- Scientists have discovered the deadly
trigger that can initiate uncontrolled mucus production, a malady that
kills millions of people a year by blocking their airways. Chronic bronchitis,
cystic fibrosis and acute asthma, all caused by blocked airways, affect
about 20 million people in the U.S. There are no known cures.
- The new finding by researchers at the
University of California San Francisco points to a straightforward strategy
to prevent mucus from accumulating and blocking airways. The researchers
found that a well-studied cell messenger signals a mucus-producing gene
to turn on, and they suggest that drugs targeting this messenger can keep
the gene switched off.
- "Hypersecretory diseases like cystic
fibrosis and chronic bronchitis take a terrible toll, but no drugs have
ever been developed to cure them," said Jay Nadel, M.D., UCSF professor
of medicine and physiology. "Now that we know the chemical cascade
that activates this mucus gene we should be able to develop strategies
to control mucus production and prevent it from blocking airways."
Nadel is senior author of a report on the research appearing in the current
issue of the Proceedings of the National Academy of Sciences.
- Hypersecretory diseases have been untreatable
because no one knew what triggered mucus-producing genes, nor how to block
this action. In these diseases, epithelial cells develop into mucus-filled
"goblet" cells, and when the goblet cells secrete the viscous
mucus, it expands many hundred-fold in the water along the airway surface,
blocking small air passages.
- "Victims literally drown in their
own secretions," Nadel explained. In the UCSF research, rats that
were induced to turn on mucus genes developed goblet cells. But when the
animals were treated with a drug to block a cell messenger known as tyrosine
kinase, the mucus genes were turned off. Nadel hopes further animal studies
and then clinical trials of this strategy will lead quickly to the first
effective treatment to arrest the deadly mucus buildup of hypersecretory
- The UCSF researchers discovered that
a mucus gene called MUC5AC is activated by a sequence of molecular interactions
that starts on the surface of airway epithelial cells. In a series of experiments
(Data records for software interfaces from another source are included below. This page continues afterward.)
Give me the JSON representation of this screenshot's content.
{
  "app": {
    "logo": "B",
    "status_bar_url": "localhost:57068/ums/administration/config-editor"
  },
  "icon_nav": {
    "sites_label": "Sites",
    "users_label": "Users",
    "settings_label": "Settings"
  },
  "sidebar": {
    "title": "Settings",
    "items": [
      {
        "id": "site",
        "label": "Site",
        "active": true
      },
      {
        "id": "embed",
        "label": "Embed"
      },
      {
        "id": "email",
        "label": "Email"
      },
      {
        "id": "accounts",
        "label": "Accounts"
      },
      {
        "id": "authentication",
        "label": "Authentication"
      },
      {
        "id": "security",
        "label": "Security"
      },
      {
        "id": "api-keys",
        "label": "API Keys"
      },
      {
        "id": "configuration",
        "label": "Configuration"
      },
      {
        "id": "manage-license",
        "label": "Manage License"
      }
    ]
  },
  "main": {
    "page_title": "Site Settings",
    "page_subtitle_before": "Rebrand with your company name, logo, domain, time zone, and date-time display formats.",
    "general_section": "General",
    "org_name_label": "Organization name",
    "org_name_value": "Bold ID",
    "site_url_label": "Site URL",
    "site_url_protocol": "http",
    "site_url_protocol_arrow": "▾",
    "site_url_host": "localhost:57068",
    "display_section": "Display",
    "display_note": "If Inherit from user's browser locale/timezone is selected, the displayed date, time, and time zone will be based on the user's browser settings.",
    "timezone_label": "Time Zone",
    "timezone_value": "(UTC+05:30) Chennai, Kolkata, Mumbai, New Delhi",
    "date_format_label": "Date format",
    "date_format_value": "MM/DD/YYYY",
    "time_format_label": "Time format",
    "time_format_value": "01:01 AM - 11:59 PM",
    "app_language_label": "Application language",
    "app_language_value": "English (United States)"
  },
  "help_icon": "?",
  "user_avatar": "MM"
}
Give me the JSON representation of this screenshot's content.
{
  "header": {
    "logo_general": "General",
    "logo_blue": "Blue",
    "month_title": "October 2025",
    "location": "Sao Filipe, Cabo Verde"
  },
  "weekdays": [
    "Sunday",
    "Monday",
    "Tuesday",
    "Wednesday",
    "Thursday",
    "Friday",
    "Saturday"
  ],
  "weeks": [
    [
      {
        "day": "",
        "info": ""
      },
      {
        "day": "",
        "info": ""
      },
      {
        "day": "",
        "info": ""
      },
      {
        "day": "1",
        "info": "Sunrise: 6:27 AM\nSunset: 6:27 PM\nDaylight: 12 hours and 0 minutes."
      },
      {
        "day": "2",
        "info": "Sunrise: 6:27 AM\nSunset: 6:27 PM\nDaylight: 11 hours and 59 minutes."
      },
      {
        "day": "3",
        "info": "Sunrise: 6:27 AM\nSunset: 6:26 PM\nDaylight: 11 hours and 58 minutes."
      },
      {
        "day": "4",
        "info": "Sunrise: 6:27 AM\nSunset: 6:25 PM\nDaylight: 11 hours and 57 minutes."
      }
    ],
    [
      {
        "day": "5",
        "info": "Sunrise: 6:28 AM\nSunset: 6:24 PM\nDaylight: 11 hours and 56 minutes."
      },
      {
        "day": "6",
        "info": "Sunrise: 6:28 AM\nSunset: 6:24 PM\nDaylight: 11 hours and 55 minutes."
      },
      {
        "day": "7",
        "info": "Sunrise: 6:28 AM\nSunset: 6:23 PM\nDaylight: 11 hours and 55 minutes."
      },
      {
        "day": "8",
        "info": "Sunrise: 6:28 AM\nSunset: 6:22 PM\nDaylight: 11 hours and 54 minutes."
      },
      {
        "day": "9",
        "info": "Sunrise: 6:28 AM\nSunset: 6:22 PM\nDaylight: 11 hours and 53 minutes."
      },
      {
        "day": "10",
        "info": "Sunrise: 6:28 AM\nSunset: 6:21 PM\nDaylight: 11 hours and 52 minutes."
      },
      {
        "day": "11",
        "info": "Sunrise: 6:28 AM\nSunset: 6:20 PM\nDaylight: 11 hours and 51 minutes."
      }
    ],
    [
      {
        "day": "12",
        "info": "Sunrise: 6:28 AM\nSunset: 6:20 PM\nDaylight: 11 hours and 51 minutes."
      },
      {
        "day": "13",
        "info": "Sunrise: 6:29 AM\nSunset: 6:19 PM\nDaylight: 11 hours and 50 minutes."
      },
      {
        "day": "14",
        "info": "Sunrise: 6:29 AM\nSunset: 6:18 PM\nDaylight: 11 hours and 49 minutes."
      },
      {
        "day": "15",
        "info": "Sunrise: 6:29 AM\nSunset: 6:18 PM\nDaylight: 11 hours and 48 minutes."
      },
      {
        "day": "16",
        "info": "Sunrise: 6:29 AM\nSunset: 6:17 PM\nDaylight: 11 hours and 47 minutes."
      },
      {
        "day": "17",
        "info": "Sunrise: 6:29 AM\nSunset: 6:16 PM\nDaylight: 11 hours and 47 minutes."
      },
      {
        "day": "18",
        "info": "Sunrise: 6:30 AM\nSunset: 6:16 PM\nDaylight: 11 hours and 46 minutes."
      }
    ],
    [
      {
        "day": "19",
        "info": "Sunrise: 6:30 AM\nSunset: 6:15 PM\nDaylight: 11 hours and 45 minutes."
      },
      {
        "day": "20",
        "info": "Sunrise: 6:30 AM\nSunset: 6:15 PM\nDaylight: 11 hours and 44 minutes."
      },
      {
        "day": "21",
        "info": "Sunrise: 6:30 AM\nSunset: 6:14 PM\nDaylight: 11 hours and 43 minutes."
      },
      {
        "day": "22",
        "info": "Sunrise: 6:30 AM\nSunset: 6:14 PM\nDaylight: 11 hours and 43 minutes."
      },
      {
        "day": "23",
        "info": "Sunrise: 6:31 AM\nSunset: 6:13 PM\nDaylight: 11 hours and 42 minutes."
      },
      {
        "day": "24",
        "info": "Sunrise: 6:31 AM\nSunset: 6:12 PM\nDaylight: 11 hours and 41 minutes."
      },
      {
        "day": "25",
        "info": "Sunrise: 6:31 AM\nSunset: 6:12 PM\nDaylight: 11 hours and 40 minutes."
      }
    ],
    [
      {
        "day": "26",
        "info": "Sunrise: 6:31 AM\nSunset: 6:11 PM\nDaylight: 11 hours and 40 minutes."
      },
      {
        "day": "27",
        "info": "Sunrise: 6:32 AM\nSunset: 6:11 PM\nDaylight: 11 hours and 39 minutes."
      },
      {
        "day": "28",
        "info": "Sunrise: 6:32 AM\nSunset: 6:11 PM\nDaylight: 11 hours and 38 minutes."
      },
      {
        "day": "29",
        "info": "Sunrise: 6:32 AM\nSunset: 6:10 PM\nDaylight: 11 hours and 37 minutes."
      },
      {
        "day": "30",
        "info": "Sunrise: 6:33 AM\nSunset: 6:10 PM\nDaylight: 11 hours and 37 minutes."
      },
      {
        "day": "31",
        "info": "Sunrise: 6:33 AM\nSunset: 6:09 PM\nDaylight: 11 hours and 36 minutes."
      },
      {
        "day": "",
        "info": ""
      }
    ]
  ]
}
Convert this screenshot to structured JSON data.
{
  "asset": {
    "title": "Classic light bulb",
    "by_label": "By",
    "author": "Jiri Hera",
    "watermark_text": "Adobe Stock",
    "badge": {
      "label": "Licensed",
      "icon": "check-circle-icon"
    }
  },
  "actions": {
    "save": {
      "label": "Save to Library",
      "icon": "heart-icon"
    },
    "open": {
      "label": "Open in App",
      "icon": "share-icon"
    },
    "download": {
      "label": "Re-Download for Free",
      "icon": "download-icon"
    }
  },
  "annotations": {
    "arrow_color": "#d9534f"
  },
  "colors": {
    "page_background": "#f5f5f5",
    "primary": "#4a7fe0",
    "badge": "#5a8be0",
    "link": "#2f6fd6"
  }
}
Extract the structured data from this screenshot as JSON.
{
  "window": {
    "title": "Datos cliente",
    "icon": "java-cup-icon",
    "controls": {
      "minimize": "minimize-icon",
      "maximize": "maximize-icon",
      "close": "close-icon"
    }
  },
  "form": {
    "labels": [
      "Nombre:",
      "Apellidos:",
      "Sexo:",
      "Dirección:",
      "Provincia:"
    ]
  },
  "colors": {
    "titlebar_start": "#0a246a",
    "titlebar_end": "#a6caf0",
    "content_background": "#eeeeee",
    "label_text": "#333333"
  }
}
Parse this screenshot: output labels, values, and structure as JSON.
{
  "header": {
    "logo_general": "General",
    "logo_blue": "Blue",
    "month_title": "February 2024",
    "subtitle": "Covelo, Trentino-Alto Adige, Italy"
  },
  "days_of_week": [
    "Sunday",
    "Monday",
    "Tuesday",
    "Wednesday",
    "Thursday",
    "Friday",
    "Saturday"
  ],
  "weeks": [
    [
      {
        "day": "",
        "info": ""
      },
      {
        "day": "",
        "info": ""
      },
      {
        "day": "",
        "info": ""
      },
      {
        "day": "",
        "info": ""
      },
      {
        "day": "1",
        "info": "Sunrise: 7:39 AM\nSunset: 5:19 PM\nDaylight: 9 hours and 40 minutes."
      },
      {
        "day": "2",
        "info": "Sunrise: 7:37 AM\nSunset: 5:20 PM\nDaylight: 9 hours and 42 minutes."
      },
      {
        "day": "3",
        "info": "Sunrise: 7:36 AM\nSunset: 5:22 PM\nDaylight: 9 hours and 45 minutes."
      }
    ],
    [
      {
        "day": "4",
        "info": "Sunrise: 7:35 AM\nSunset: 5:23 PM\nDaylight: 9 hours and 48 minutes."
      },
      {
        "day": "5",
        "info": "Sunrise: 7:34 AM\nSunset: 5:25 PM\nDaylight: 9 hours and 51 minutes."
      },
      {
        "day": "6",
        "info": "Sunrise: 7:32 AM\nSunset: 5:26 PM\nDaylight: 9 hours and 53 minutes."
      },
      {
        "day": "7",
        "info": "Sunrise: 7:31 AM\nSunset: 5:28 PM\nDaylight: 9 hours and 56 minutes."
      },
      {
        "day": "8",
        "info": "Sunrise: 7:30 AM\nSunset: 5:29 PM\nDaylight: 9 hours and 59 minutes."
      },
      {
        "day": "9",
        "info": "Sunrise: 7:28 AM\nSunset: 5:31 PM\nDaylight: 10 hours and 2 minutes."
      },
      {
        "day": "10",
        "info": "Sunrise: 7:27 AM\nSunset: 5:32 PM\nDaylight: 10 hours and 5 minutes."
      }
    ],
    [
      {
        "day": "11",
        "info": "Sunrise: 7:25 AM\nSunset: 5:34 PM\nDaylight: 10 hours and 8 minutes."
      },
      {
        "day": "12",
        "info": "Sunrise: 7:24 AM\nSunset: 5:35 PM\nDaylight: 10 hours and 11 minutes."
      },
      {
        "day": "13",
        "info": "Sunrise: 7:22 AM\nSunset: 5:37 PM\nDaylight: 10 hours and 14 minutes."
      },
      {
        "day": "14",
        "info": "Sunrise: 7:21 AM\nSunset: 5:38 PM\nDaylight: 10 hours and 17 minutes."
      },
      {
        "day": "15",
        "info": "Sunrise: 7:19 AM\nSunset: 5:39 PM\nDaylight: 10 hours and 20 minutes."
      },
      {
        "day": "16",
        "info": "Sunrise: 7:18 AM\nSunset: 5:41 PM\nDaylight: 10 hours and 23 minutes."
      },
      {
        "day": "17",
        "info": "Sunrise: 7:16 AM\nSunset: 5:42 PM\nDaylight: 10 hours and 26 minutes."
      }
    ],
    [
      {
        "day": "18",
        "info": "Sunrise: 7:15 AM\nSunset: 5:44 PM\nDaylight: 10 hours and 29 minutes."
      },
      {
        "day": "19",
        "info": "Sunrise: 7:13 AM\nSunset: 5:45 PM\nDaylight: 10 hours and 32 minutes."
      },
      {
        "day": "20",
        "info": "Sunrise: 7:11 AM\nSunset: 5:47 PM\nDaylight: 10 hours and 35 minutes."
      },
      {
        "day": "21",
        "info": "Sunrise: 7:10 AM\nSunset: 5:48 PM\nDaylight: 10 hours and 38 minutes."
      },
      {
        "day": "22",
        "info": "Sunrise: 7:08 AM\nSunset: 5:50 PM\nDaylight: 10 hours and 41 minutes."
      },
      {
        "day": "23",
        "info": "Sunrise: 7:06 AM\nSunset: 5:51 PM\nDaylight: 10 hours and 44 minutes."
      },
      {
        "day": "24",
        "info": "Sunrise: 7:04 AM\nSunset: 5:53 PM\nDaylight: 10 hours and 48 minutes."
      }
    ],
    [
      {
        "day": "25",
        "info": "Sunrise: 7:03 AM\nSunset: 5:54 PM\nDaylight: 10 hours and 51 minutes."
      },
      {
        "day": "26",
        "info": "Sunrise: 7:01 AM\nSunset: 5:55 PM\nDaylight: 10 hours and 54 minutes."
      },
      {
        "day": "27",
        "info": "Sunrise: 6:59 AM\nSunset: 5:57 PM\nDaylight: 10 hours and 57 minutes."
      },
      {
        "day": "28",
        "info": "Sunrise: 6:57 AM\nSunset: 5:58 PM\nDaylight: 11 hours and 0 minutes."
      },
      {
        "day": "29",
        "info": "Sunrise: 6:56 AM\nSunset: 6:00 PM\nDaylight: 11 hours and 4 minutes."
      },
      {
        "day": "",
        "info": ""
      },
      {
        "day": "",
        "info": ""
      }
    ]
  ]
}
with rats and with human cells in culture, they found that a protein known
as epidermal growth factor receptor, or EGF-R, triggers the sequence of
chemical steps. EGF-R is not common in the airways but another molecule,
known as tumor necrosis factor alpha, stimulates production of EGF-R in
airway epithelial cells.
- Once present, EGF-R is activated by binding
with two other molecules, called epidermal growth factor and transforming
growth factor alpha. Like EGF-R, these molecules are not common in healthy
airways, but are produced when tissues become inflamed by such insults
as cigarette smoke or some bacteria and viruses, Nadel explained.
- In the UCSF experiments, once EGF-R binds
to its two molecular partners, or ligands, the EGF receptor complex sends
a signal to the cell nucleus to turn on the mucus gene, MUC5AC. The messenger,
the researchers found, is a much-studied enzyme known as EGF receptor tyrosine
- The site where the mucus production sequence
begins had not been known before, nor had the role of tyrosine kinase as
the key "second messenger" in this cascade that triggers the
mucus gene. Tyrosine kinase serves as a signal in many internal cellular
communications, making it a promising target for potential drugs to control
messages gone awry.
- (A clinical trial directed by other researchers
is already testing a drug that suppresses the tyrosine kinase messenger
in order to block cancer proliferation.)
- Lead author on the PNAS report is Kiyoshi
Takeyama, M.D., Ph.D., postdoctoral scientist at UCSF's Cardiovascular
Research Institute (CVRI). Other research team members and co-authors on
the report, all at UCSF, are Karim Dabbagh, Ph.D., postdoctoral scientist
at the CVRI; Heung-Man Lee, M.D., Ph.D., associate professor, and Carlos
Agusti, M.D., Ph.D., assistant professor, both of medicine and physiology.
Also: James Lausier, Iris Ukei and Kathleen Grattan, UCSF technicians in
medicine and physiology.